*Goal of the exercise:*
Pictures do not belong in the copy, so please give every entry below again exactly.

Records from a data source
┏━━

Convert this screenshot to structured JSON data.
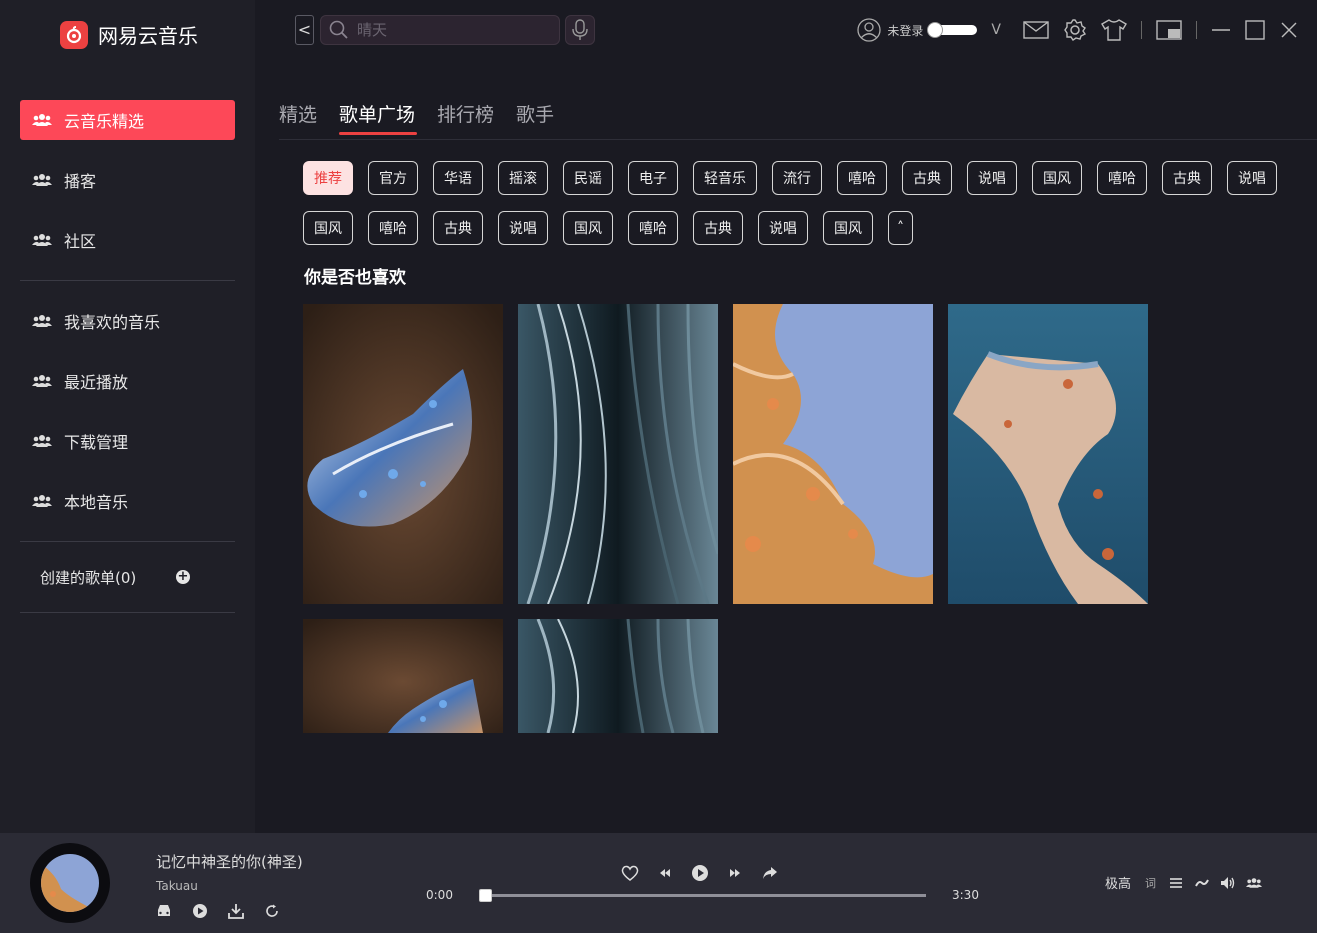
{
  "app": {
    "name": "网易云音乐",
    "accent": "#ec4141"
  },
  "sidebar": {
    "items": [
      {
        "label": "云音乐精选",
        "active": true,
        "icon": "people-icon"
      },
      {
        "label": "播客",
        "icon": "people-icon"
      },
      {
        "label": "社区",
        "icon": "people-icon"
      }
    ],
    "my_items": [
      {
        "label": "我喜欢的音乐",
        "icon": "people-icon"
      },
      {
        "label": "最近播放",
        "icon": "people-icon"
      },
      {
        "label": "下载管理",
        "icon": "people-icon"
      },
      {
        "label": "本地音乐",
        "icon": "people-icon"
      }
    ],
    "create_playlist": "创建的歌单(0)"
  },
  "topbar": {
    "back": "<",
    "search_placeholder": "晴天",
    "login_text": "未登录",
    "login_dropdown": "V"
  },
  "tabs": [
    {
      "label": "精选"
    },
    {
      "label": "歌单广场",
      "active": true
    },
    {
      "label": "排行榜"
    },
    {
      "label": "歌手"
    }
  ],
  "tags_row1": [
    "推荐",
    "官方",
    "华语",
    "摇滚",
    "民谣",
    "电子",
    "轻音乐",
    "流行",
    "嘻哈",
    "古典",
    "说唱",
    "国风",
    "嘻哈",
    "古典",
    "说唱"
  ],
  "tags_row2": [
    "国风",
    "嘻哈",
    "古典",
    "说唱",
    "国风",
    "嘻哈",
    "古典",
    "说唱",
    "国风",
    "˄"
  ],
  "section_title": "你是否也喜欢",
  "player": {
    "song_title": "记忆中神圣的你(神圣)",
    "artist": "Takuau",
    "time_current": "0:00",
    "time_total": "3:30",
    "progress": 0.0,
    "quality": "极高",
    "lyric_label": "词"
  }
}
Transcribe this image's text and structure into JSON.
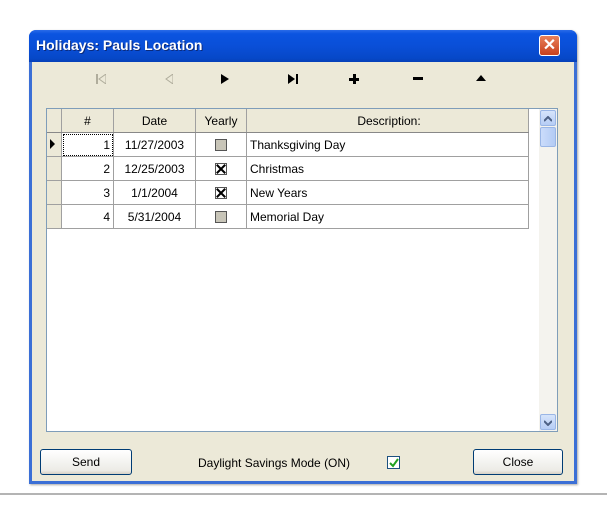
{
  "window": {
    "title": "Holidays: Pauls Location"
  },
  "toolbar": {
    "first": "first-record",
    "prev": "previous-record",
    "next": "next-record",
    "last": "last-record",
    "add": "add-record",
    "remove": "remove-record",
    "up": "move-up"
  },
  "grid": {
    "columns": {
      "num": "#",
      "date": "Date",
      "yearly": "Yearly",
      "description": "Description:"
    },
    "rows": [
      {
        "num": "1",
        "date": "11/27/2003",
        "yearly": false,
        "description": "Thanksgiving Day"
      },
      {
        "num": "2",
        "date": "12/25/2003",
        "yearly": true,
        "description": "Christmas"
      },
      {
        "num": "3",
        "date": "1/1/2004",
        "yearly": true,
        "description": "New Years"
      },
      {
        "num": "4",
        "date": "5/31/2004",
        "yearly": false,
        "description": "Memorial Day"
      }
    ]
  },
  "footer": {
    "send_label": "Send",
    "dst_label": "Daylight Savings Mode (ON)",
    "dst_checked": true,
    "close_label": "Close"
  },
  "colors": {
    "titlebar": "#0a4fd8",
    "client": "#ece9d8",
    "close_button": "#d9542c"
  }
}
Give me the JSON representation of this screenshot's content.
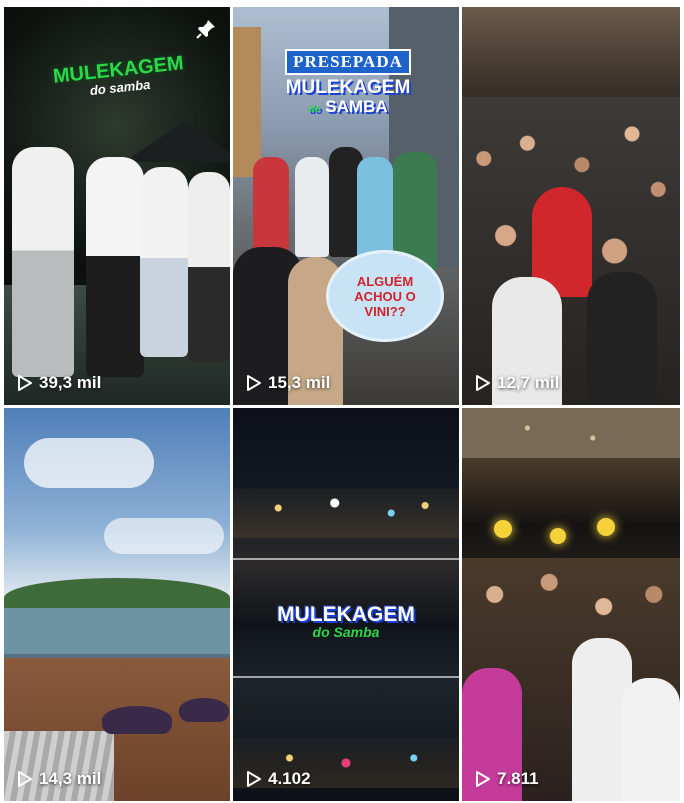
{
  "tiles": [
    {
      "views": "39,3 mil",
      "title_main": "MULEKAGEM",
      "title_sub": "do samba",
      "pinned": true
    },
    {
      "views": "15,3 mil",
      "banner": "PRESEPADA",
      "title_main": "MULEKAGEM",
      "title_sub": "SAMBA",
      "title_join": "do",
      "bubble": "ALGUÉM ACHOU O VINI??"
    },
    {
      "views": "12,7 mil"
    },
    {
      "views": "14,3 mil"
    },
    {
      "views": "4.102",
      "title_main": "MULEKAGEM",
      "title_sub": "do Samba"
    },
    {
      "views": "7.811"
    }
  ],
  "icons": {
    "pin": "pin-icon",
    "play": "play-icon"
  },
  "colors": {
    "green": "#2bd84a",
    "blue": "#1a3fd1",
    "white": "#ffffff"
  }
}
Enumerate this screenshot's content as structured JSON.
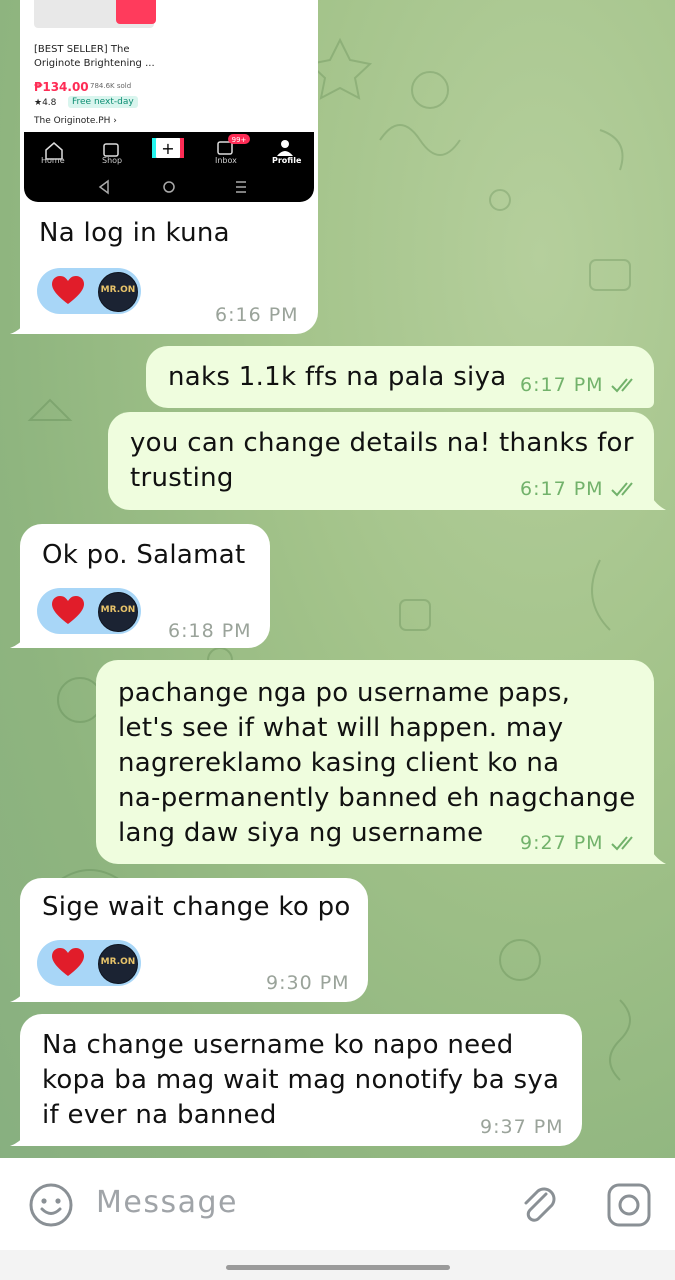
{
  "colors": {
    "incoming_bubble": "#ffffff",
    "outgoing_bubble": "#effdde",
    "reaction_pill": "#a8d6f7",
    "read_checks": "#72b26b"
  },
  "embedded_screenshot": {
    "product_title_line1": "[BEST SELLER] The",
    "product_title_line2": "Originote Brightening ...",
    "price": "₱134.00",
    "sold": "784.6K sold",
    "rating": "★4.8",
    "shipping": "Free next-day",
    "shop": "The Originote.PH ›",
    "nav": [
      "Home",
      "Shop",
      "+",
      "Inbox",
      "Profile"
    ],
    "inbox_badge": "99+"
  },
  "messages": [
    {
      "dir": "in",
      "text": "Na log in kuna",
      "time": "6:16 PM",
      "reaction": "heart-icon"
    },
    {
      "dir": "out",
      "text": "naks 1.1k ffs na pala siya",
      "time": "6:17 PM"
    },
    {
      "dir": "out",
      "text": "you can change details na! thanks for\ntrusting",
      "time": "6:17 PM"
    },
    {
      "dir": "in",
      "text": "Ok po. Salamat",
      "time": "6:18 PM",
      "reaction": "heart-icon"
    },
    {
      "dir": "out",
      "text": "pachange nga po username paps,\nlet's see if what will happen. may\nnagrereklamo kasing client ko na\nna-permanently banned eh nagchange\nlang daw siya ng username",
      "time": "9:27 PM"
    },
    {
      "dir": "in",
      "text": "Sige wait change ko po",
      "time": "9:30 PM",
      "reaction": "heart-icon"
    },
    {
      "dir": "in",
      "text": "Na change username ko napo need\nkopa ba mag wait mag nonotify ba sya\nif ever na banned",
      "time": "9:37 PM"
    }
  ],
  "avatar_label": "MR.ON",
  "composer": {
    "placeholder": "Message"
  }
}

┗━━

*Task answer:*
Convert this screenshot to structured JSON data.
{
  "app": {
    "name": "网易云音乐",
    "accent": "#ec4141"
  },
  "sidebar": {
    "items": [
      {
        "label": "云音乐精选",
        "active": true,
        "icon": "people-icon"
      },
      {
        "label": "播客",
        "icon": "people-icon"
      },
      {
        "label": "社区",
        "icon": "people-icon"
      }
    ],
    "my_items": [
      {
        "label": "我喜欢的音乐",
        "icon": "people-icon"
      },
      {
        "label": "最近播放",
        "icon": "people-icon"
      },
      {
        "label": "下载管理",
        "icon": "people-icon"
      },
      {
        "label": "本地音乐",
        "icon": "people-icon"
      }
    ],
    "create_playlist": "创建的歌单(0)"
  },
  "topbar": {
    "back": "<",
    "search_placeholder": "晴天",
    "login_text": "未登录",
    "login_dropdown": "V"
  },
  "tabs": [
    {
      "label": "精选"
    },
    {
      "label": "歌单广场",
      "active": true
    },
    {
      "label": "排行榜"
    },
    {
      "label": "歌手"
    }
  ],
  "tags_row1": [
    "推荐",
    "官方",
    "华语",
    "摇滚",
    "民谣",
    "电子",
    "轻音乐",
    "流行",
    "嘻哈",
    "古典",
    "说唱",
    "国风",
    "嘻哈",
    "古典",
    "说唱"
  ],
  "tags_row2": [
    "国风",
    "嘻哈",
    "古典",
    "说唱",
    "国风",
    "嘻哈",
    "古典",
    "说唱",
    "国风",
    "˄"
  ],
  "section_title": "你是否也喜欢",
  "player": {
    "song_title": "记忆中神圣的你(神圣)",
    "artist": "Takuau",
    "time_current": "0:00",
    "time_total": "3:30",
    "progress": 0.0,
    "quality": "极高",
    "lyric_label": "词"
  }
}
Transcribe this image's text and structure into JSON.
{
  "window": {
    "title": "Holidays: Pauls Location"
  },
  "toolbar": {
    "first": "first-record",
    "prev": "previous-record",
    "next": "next-record",
    "last": "last-record",
    "add": "add-record",
    "remove": "remove-record",
    "up": "move-up"
  },
  "grid": {
    "columns": {
      "num": "#",
      "date": "Date",
      "yearly": "Yearly",
      "description": "Description:"
    },
    "rows": [
      {
        "num": "1",
        "date": "11/27/2003",
        "yearly": false,
        "description": "Thanksgiving Day"
      },
      {
        "num": "2",
        "date": "12/25/2003",
        "yearly": true,
        "description": "Christmas"
      },
      {
        "num": "3",
        "date": "1/1/2004",
        "yearly": true,
        "description": "New Years"
      },
      {
        "num": "4",
        "date": "5/31/2004",
        "yearly": false,
        "description": "Memorial Day"
      }
    ]
  },
  "footer": {
    "send_label": "Send",
    "dst_label": "Daylight Savings Mode (ON)",
    "dst_checked": true,
    "close_label": "Close"
  },
  "colors": {
    "titlebar": "#0a4fd8",
    "client": "#ece9d8",
    "close_button": "#d9542c"
  }
}
Give me the JSON representation of this screenshot's content.
{
  "tiles": [
    {
      "views": "39,3 mil",
      "title_main": "MULEKAGEM",
      "title_sub": "do samba",
      "pinned": true
    },
    {
      "views": "15,3 mil",
      "banner": "PRESEPADA",
      "title_main": "MULEKAGEM",
      "title_sub": "SAMBA",
      "title_join": "do",
      "bubble": "ALGUÉM ACHOU O VINI??"
    },
    {
      "views": "12,7 mil"
    },
    {
      "views": "14,3 mil"
    },
    {
      "views": "4.102",
      "title_main": "MULEKAGEM",
      "title_sub": "do Samba"
    },
    {
      "views": "7.811"
    }
  ],
  "icons": {
    "pin": "pin-icon",
    "play": "play-icon"
  },
  "colors": {
    "green": "#2bd84a",
    "blue": "#1a3fd1",
    "white": "#ffffff"
  }
}
Enumerate this screenshot's content as structured JSON.
{
  "colors": {
    "incoming_bubble": "#ffffff",
    "outgoing_bubble": "#effdde",
    "reaction_pill": "#a8d6f7",
    "read_checks": "#72b26b"
  },
  "embedded_screenshot": {
    "product_title_line1": "[BEST SELLER] The",
    "product_title_line2": "Originote Brightening ...",
    "price": "₱134.00",
    "sold": "784.6K sold",
    "rating": "★4.8",
    "shipping": "Free next-day",
    "shop": "The Originote.PH ›",
    "nav": [
      "Home",
      "Shop",
      "+",
      "Inbox",
      "Profile"
    ],
    "inbox_badge": "99+"
  },
  "messages": [
    {
      "dir": "in",
      "text": "Na log in kuna",
      "time": "6:16 PM",
      "reaction": "heart-icon"
    },
    {
      "dir": "out",
      "text": "naks 1.1k ffs na pala siya",
      "time": "6:17 PM"
    },
    {
      "dir": "out",
      "text": "you can change details na! thanks for\ntrusting",
      "time": "6:17 PM"
    },
    {
      "dir": "in",
      "text": "Ok po. Salamat",
      "time": "6:18 PM",
      "reaction": "heart-icon"
    },
    {
      "dir": "out",
      "text": "pachange nga po username paps,\nlet's see if what will happen. may\nnagrereklamo kasing client ko na\nna-permanently banned eh nagchange\nlang daw siya ng username",
      "time": "9:27 PM"
    },
    {
      "dir": "in",
      "text": "Sige wait change ko po",
      "time": "9:30 PM",
      "reaction": "heart-icon"
    },
    {
      "dir": "in",
      "text": "Na change username ko napo need\nkopa ba mag wait mag nonotify ba sya\nif ever na banned",
      "time": "9:37 PM"
    }
  ],
  "avatar_label": "MR.ON",
  "composer": {
    "placeholder": "Message"
  }
}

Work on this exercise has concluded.